══ Listed entries ══

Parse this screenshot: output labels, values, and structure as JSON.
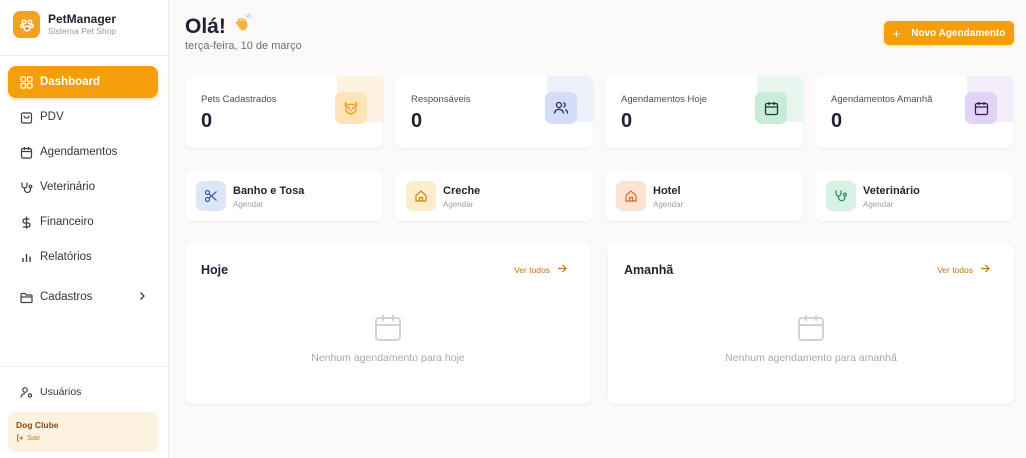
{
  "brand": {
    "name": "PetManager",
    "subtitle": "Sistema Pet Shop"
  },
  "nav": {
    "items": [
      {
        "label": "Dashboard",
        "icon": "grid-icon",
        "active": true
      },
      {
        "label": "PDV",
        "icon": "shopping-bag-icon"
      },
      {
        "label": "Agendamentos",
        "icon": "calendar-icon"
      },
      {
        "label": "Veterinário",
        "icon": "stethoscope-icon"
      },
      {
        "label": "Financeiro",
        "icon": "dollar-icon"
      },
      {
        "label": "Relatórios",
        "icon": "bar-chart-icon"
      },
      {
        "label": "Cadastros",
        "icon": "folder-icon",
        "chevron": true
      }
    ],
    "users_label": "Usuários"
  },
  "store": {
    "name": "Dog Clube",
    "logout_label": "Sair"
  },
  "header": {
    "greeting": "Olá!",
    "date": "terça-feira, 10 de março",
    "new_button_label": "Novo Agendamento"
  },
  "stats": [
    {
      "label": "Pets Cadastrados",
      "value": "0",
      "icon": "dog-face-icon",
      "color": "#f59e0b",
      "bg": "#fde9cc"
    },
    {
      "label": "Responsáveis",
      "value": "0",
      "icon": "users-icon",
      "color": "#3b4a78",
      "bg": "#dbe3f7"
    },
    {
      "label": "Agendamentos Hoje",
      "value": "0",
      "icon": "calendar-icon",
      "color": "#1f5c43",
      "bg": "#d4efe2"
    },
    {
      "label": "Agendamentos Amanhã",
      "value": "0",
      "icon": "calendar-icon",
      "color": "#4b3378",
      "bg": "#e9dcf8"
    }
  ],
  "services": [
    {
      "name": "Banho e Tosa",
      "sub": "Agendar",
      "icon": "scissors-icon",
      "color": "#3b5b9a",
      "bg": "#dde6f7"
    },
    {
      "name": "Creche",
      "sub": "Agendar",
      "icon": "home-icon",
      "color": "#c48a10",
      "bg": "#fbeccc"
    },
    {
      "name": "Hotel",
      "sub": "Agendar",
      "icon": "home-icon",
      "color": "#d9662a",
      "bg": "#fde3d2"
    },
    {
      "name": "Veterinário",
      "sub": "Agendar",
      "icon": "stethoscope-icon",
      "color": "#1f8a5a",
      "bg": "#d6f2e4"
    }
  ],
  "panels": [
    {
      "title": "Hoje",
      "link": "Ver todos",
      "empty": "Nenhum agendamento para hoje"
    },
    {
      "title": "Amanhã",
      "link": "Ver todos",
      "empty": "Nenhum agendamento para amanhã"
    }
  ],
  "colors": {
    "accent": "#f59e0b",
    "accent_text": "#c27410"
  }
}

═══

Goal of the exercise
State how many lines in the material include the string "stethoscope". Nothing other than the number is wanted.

Response to this task
2